> [Goal of the exercise]: Every entry below needs to be repeated exactly.

==*==

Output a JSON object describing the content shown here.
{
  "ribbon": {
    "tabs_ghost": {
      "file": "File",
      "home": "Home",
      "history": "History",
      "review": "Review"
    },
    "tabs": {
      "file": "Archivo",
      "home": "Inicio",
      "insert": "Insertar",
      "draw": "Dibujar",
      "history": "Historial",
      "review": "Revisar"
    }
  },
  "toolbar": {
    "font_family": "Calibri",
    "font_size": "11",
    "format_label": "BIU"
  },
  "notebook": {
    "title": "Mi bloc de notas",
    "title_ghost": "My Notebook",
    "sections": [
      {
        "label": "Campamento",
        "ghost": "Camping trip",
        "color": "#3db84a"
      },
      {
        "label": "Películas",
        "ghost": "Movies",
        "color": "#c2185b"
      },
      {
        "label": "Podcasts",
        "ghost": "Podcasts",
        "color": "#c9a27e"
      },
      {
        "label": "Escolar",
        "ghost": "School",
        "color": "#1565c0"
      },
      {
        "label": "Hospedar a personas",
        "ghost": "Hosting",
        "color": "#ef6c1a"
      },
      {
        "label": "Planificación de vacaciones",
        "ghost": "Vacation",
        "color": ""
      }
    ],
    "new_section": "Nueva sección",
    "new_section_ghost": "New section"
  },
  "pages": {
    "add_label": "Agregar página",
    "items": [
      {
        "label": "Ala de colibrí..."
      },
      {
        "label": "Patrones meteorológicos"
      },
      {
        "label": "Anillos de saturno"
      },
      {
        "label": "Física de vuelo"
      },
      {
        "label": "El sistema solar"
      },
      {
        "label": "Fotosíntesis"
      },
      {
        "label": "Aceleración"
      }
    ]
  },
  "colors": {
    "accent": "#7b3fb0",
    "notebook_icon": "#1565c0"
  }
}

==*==

> [Response]:
Output a JSON object describing the content shown here.
{
  "ribbon": {
    "tabs_ghost": {
      "file": "File",
      "home": "Home",
      "history": "History",
      "review": "Review"
    },
    "tabs": {
      "file": "Archivo",
      "home": "Inicio",
      "insert": "Insertar",
      "draw": "Dibujar",
      "history": "Historial",
      "review": "Revisar"
    }
  },
  "toolbar": {
    "font_family": "Calibri",
    "font_size": "11",
    "format_label": "BIU"
  },
  "notebook": {
    "title": "Mi bloc de notas",
    "title_ghost": "My Notebook",
    "sections": [
      {
        "label": "Campamento",
        "ghost": "Camping trip",
        "color": "#3db84a"
      },
      {
        "label": "Películas",
        "ghost": "Movies",
        "color": "#c2185b"
      },
      {
        "label": "Podcasts",
        "ghost": "Podcasts",
        "color": "#c9a27e"
      },
      {
        "label": "Escolar",
        "ghost": "School",
        "color": "#1565c0"
      },
      {
        "label": "Hospedar a personas",
        "ghost": "Hosting",
        "color": "#ef6c1a"
      },
      {
        "label": "Planificación de vacaciones",
        "ghost": "Vacation",
        "color": ""
      }
    ],
    "new_section": "Nueva sección",
    "new_section_ghost": "New section"
  },
  "pages": {
    "add_label": "Agregar página",
    "items": [
      {
        "label": "Ala de colibrí..."
      },
      {
        "label": "Patrones meteorológicos"
      },
      {
        "label": "Anillos de saturno"
      },
      {
        "label": "Física de vuelo"
      },
      {
        "label": "El sistema solar"
      },
      {
        "label": "Fotosíntesis"
      },
      {
        "label": "Aceleración"
      }
    ]
  },
  "colors": {
    "accent": "#7b3fb0",
    "notebook_icon": "#1565c0"
  }
}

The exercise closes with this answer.